One might not expect a novel about an ornithologist whose job is to sit on a stool and keep an eye on an eagle’s nest for hours on end to be especially exciting. As it turns out, however, one would be wrong. In the first pages of Louise Young’s captivating debut novel, Seducing the Spirits, protagonist Jenny Dunfree finds herself unceremoniously kicked from the bed of her graduate supervisor and thrust into the wilds of Panama–a journey that includes but is not limited to a bumpy ride on a jeep (complete with howler monkeys screaming almost incessantly in the distance) and an even bumpier flight on an airplane piloted by a man with a gold star enameled to his front tooth. Yet as rough as Dunfree’s trip out to the jungle may be, her real journey–a complex one rife with spiritual, emotional, and social peril–has only begun.

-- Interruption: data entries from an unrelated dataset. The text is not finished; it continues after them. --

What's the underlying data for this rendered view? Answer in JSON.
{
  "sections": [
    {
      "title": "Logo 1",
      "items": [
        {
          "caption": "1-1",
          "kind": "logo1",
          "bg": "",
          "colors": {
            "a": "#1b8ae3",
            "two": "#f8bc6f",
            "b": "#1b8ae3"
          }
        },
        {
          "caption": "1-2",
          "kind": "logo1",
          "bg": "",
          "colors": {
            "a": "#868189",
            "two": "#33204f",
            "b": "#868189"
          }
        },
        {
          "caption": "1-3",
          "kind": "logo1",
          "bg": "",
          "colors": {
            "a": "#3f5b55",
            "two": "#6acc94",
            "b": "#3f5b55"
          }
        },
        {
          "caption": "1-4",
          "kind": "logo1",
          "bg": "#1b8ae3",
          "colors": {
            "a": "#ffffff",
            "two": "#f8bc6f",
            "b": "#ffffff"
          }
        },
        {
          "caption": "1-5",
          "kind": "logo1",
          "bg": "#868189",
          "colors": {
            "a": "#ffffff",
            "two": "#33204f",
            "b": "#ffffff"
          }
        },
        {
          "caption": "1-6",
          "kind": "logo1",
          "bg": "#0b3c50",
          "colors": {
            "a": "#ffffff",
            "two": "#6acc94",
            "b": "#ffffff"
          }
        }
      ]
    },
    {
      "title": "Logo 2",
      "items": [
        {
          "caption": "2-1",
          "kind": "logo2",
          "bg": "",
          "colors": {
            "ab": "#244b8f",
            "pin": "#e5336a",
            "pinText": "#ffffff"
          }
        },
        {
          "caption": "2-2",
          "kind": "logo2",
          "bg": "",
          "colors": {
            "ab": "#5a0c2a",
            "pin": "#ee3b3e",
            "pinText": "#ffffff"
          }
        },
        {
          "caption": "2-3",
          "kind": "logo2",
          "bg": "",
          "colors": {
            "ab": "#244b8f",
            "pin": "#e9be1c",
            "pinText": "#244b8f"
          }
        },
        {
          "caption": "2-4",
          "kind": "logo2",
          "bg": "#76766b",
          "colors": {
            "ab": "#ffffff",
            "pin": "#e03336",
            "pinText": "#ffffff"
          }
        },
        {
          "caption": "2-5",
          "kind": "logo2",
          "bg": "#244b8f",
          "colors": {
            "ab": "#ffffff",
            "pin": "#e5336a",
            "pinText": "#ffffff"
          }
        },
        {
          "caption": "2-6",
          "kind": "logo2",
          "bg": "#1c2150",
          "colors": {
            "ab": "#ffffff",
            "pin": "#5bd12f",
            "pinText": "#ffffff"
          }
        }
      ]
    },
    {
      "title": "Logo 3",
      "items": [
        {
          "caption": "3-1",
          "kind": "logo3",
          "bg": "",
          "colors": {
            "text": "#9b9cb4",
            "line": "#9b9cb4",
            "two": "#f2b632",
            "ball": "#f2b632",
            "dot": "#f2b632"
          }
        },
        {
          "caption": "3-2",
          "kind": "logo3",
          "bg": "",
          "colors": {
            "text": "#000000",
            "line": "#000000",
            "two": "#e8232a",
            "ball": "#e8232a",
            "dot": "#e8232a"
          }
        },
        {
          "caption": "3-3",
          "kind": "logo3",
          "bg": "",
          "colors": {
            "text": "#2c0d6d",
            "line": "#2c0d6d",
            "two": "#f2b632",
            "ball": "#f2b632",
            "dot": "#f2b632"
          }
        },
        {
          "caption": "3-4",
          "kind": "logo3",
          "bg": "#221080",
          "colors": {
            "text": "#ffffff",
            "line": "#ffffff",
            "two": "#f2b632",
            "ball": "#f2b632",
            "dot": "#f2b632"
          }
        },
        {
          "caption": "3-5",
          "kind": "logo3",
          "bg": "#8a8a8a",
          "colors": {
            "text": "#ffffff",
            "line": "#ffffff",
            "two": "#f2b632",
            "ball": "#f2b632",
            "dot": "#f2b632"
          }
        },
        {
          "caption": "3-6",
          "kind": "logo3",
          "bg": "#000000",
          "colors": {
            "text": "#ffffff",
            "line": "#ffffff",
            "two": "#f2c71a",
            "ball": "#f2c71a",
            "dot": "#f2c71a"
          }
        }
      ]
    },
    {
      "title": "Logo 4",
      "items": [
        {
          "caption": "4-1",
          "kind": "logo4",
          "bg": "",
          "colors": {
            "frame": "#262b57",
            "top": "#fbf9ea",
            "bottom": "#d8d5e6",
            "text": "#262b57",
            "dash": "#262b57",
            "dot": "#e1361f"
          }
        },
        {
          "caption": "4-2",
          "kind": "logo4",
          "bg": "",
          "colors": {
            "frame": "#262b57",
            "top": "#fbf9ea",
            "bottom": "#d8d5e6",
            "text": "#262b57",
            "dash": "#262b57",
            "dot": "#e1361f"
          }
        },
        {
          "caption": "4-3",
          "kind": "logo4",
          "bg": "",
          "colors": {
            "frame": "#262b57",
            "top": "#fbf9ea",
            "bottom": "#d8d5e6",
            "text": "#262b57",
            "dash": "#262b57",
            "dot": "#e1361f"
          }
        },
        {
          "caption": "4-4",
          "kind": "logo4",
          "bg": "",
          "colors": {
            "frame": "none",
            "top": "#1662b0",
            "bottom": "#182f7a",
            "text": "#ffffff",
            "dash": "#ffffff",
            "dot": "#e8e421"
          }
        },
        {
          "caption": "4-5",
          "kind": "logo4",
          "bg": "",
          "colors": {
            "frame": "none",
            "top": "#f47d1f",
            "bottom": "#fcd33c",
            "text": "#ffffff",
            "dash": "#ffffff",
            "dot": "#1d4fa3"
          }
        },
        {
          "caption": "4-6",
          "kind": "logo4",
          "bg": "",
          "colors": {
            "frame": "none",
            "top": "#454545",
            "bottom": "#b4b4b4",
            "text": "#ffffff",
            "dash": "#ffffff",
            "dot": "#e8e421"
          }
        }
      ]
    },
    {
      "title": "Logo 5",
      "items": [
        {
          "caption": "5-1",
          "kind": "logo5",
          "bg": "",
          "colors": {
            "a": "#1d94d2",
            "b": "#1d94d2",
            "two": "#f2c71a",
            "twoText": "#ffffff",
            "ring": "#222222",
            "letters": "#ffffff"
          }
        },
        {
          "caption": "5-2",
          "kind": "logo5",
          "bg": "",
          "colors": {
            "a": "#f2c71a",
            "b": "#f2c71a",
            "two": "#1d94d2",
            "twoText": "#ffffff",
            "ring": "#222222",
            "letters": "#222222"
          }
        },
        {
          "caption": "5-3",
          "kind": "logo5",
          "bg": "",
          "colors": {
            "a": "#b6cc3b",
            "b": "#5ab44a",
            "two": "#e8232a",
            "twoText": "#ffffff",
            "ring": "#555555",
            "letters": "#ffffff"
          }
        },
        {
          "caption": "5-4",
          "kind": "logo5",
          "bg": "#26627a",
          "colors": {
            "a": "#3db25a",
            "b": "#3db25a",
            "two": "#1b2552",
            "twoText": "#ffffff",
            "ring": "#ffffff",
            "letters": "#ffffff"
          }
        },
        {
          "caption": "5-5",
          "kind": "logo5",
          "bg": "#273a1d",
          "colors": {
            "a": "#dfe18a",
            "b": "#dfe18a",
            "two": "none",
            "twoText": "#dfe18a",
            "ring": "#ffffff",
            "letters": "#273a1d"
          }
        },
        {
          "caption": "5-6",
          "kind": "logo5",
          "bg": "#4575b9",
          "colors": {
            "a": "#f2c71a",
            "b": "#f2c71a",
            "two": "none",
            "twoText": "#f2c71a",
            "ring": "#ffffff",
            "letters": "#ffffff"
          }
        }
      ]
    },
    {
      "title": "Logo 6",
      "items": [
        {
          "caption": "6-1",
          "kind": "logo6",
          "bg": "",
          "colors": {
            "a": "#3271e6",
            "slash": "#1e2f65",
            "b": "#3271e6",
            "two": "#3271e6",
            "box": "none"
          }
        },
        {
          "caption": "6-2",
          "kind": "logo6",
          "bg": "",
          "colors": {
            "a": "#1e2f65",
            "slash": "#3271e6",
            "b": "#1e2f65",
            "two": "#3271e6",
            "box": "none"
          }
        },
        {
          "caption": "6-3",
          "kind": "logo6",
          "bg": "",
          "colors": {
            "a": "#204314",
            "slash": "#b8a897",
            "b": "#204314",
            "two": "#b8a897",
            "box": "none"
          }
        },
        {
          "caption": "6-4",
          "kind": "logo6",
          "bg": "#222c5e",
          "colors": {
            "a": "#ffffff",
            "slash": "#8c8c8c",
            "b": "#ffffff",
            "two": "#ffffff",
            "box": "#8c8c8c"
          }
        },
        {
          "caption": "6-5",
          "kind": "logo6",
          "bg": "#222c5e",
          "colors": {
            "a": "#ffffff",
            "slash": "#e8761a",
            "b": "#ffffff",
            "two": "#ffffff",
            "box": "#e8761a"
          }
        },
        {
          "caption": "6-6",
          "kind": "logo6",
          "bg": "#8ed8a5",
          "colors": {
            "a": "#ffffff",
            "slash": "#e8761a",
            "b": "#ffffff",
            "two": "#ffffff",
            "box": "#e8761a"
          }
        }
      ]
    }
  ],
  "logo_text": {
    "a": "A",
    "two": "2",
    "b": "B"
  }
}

In addition to learning that her job is to keep an eye on an eagle’s nest, Dunfree’s only other instructions are not to, in the words of her director, piss off any of the indigenous people who have allowed the ornithologist access to the nest. Needless to say, this is easier said than done. Though she’s fluent in Spanish, Dunfree doesn’t speak the language of the local Kuna people, and she can’t even begin to understand the intricacies of their culture. Adding to Dunfree’s woes is the fact that her apparently WASPish Midwest background renders her particularly unprepared for the relative lack of restraint with which the Kunas live. Indeed, one of the things that makes Seducing the Spirits such an engaging read is that the cultural difference between Dunfree and the Kunas creates a space of genuine give and take, a true sense of negotiation that is largely absent in the modern “civilized” world. For as much as it divides them, the cultural gap between Dunfree and the Kunas also presents an opportunity for learning and (especially for Dunfree) personal growth. Jarred from the relative comfort and certainty of life in civilization, Dunfree begins to discover her true self on the borderland that lies between the known world and the unknown.
Despite its terrestrial setting, Seducing the Spirits has all of the trappings of great science fiction: an “alien” culture, a protagonist who serves as our surrogate, and a firm understanding that we can learn a lot about ourselves by examining people who are, on the surface, so different from us. What’s more, the fact that the novel is set in the here and now only serves to underscore the amount of wonder that is still left in our world–a wonder that’s not only limited to the alien terrain of foreign lands and cultures, but which also exists in the relatively unexplored depths of the human heart. Exploring both alien worlds simultaneously and expertly, Louise Young has produced a novel that is bound to enchant.